Photo: Westend61/Getty Images
Garden Primer: 6 Essential Spring Clean Up Chores
BY Charlie Dobbin | May 5th, 2023
When a flock of robins descended on my garden mid-February, I thought we were poised for the drama of spring. So far, this spring has been a bit slow to get going. Cool temperatures, occasional snow storms and lots of wind at my place has kept most of my garden plants asleep, or dormant.
However, temperatures are getting warmer every day, and we need to be ready to do all the important spring clean up chores that are best done early in the season.
- Nothing says spring like cleaning up the yard, terrace, balcony and garden. With the snow gone, get out and clean up any windblown garbage and stinky dog debris. Weather permitting, clean out last year’s container gardens, assuming the plants did not survive the winter in pots. I have a small, double-walled pot that has provided a snug home for chives for many years. All appears dead, but when I prune out the old foliage sure enough little green sprouts are emerging!
- If getting to your garden is not a wet and soggy trip, cut down all your ornamental grasses to about 4 inches (10cm) tall. Look around at all your perennials and clean up/prune out any dead debris. Walking on wet soil will compact it irreparably so avoid stepping out until your foot prints don’t remain behind you. If you cut everything back last fall then this is one spring chore you won’t need to do now.
- While you’re out touring the garden, look for and remove and damaged woody branches. It might not be obvious just yet, but ultimately, you’ll want to carefully prune out any material that is dead, diseased or damaged.
- Everyone with a lawn will know this is a great place to start your spring cleaning. Pull out a fan rake and give a vigorous combing to your lawn grasses. Dead grass should be composted immediately. Applying fertilizer just before rain is forecast will help wake up the turf and green growth will happen quickly. If crabgrass was a problem last season, use a product with corn gluten in it to inhibit the growth of any weed seeds. But note: all seeds are affected by corn gluten, and will not germinate. If you are planning to top-dress and over seed your lawn then wait five to six weeks before broadcasting any of your chosen seeds. At my place voles took advantage of the extensive snow cover and have carved extensive ‘highways’ throughout my lawn. Again — raking, adding topsoil (top-dressing) and over seeding should fairly quickly repair the damage.
- If you’ve started some seeds indoors, don’t forget to keep them moist. Watch for roots growing out the bottom of your small containers and pot them up to a one size larger pot. I go from cell packs to 4-inch pots with my tomatoes and other seedlings based on the rate of their growth. Eventually I’ll likely need to re-pot the vigorous growing plants again before we are frost-free and they can go outside.

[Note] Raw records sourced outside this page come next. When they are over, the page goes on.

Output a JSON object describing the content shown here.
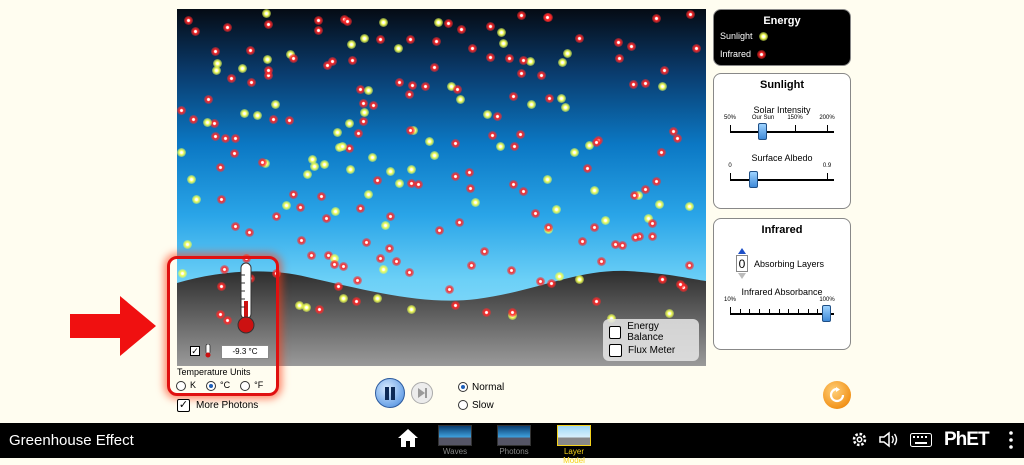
{
  "app": {
    "title": "Greenhouse Effect"
  },
  "overlay": {
    "energy_balance": "Energy Balance",
    "flux_meter": "Flux Meter"
  },
  "thermometer": {
    "readout": "-9.3 °C",
    "units_title": "Temperature Units",
    "units": [
      "K",
      "°C",
      "°F"
    ],
    "selected_unit": "°C"
  },
  "more_photons": "More Photons",
  "playback": {
    "speeds": [
      "Normal",
      "Slow"
    ],
    "selected_speed": "Normal"
  },
  "energy_panel": {
    "title": "Energy",
    "sunlight": "Sunlight",
    "infrared": "Infrared"
  },
  "sunlight_panel": {
    "title": "Sunlight",
    "solar_intensity": {
      "label": "Solar Intensity",
      "ticks": [
        "50%",
        "Our Sun",
        "150%",
        "200%"
      ],
      "value_percent": 100
    },
    "surface_albedo": {
      "label": "Surface Albedo",
      "ticks": [
        "0",
        "0.9"
      ],
      "value": 0.2
    }
  },
  "infrared_panel": {
    "title": "Infrared",
    "absorbing_layers": {
      "value": "0",
      "label": "Absorbing Layers"
    },
    "infrared_absorbance": {
      "label": "Infrared Absorbance",
      "ticks": [
        "10%",
        "100%"
      ],
      "value_percent": 100
    }
  },
  "navbar": {
    "screens": [
      "Waves",
      "Photons",
      "Layer Model"
    ],
    "active_screen": "Layer Model"
  },
  "colors": {
    "annotation_red": "#e01010",
    "infrared_photon": "#ff2a2a",
    "sunlight_photon": "#f4ff5a",
    "active_tab": "#f5d21c",
    "reset": "#f2941c"
  }
}
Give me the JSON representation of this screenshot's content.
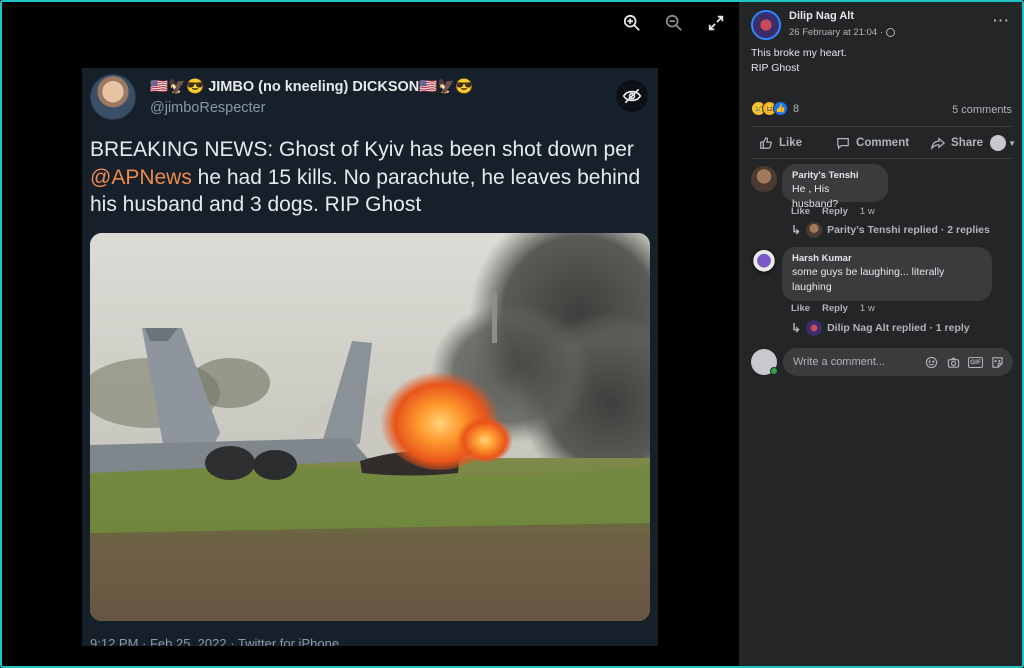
{
  "viewer": {
    "tools": [
      "zoom-in-icon",
      "zoom-out-icon",
      "fullscreen-icon"
    ]
  },
  "tweet": {
    "display_name": "🇺🇸🦅😎 JIMBO (no kneeling) DICKSON🇺🇸🦅😎",
    "handle": "@jimboRespecter",
    "text_before_mention": "BREAKING NEWS: Ghost of Kyiv has been shot down per ",
    "mention": "@APNews",
    "text_after_mention": " he had 15 kills. No parachute, he leaves behind his husband and 3 dogs. RIP Ghost",
    "footer": "9:12 PM · Feb 25, 2022 · Twitter for iPhone",
    "mention_color": "#f08a4a",
    "background_color": "#15202b"
  },
  "post": {
    "author": "Dilip Nag Alt",
    "timestamp": "26 February at 21:04 ·",
    "text_line1": "This broke my heart.",
    "text_line2": "RIP Ghost",
    "reaction_count": "8",
    "comments_count": "5 comments",
    "actions": {
      "like": "Like",
      "comment": "Comment",
      "share": "Share"
    }
  },
  "comments": [
    {
      "name": "Parity's Tenshi",
      "text": "He , His husband?",
      "like": "Like",
      "reply": "Reply",
      "age": "1 w",
      "replies_summary": "Parity's Tenshi replied · 2 replies"
    },
    {
      "name": "Harsh Kumar",
      "text": "some guys be laughing... literally laughing",
      "like": "Like",
      "reply": "Reply",
      "age": "1 w",
      "replies_summary": "Dilip Nag Alt replied · 1 reply"
    }
  ],
  "composer": {
    "placeholder": "Write a comment..."
  },
  "colors": {
    "frame": "#1ec5c5",
    "panel": "#242526",
    "bubble": "#3a3b3c",
    "link_blue": "#1877f2"
  }
}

Keep in mind pots should be clean, preferably sterilized and potting mix should also be clean and sterile. There is nothing worse than losing young plants to diseases like damping off after you’ve coddled them for weeks.
- When you need a break from your screens or family members, get outside and visit your slumbering garden. Nothing soothes the soul, lessens your stress and anxiety and boosts your immune system like a walk outside into emerging nature. Watch for early bulbs peeking out of the soil, check for animal damage on stems and branches and breathe in all the scents of spring!
A version of this story was published on April 5, 2022
Charlie Dobbin hosts “The Garden Show With Charlie Dobbin” on Zoomer Radio AM740 [a ZoomerMedia property] every Saturday at 9 a.m., ET.
Looking for garden tools, landscapers, handy types? Looking to buy or sell a lawnmower, a sprinkler system or other outdoor goods? Browse the Zone Classifieds and post your ad here.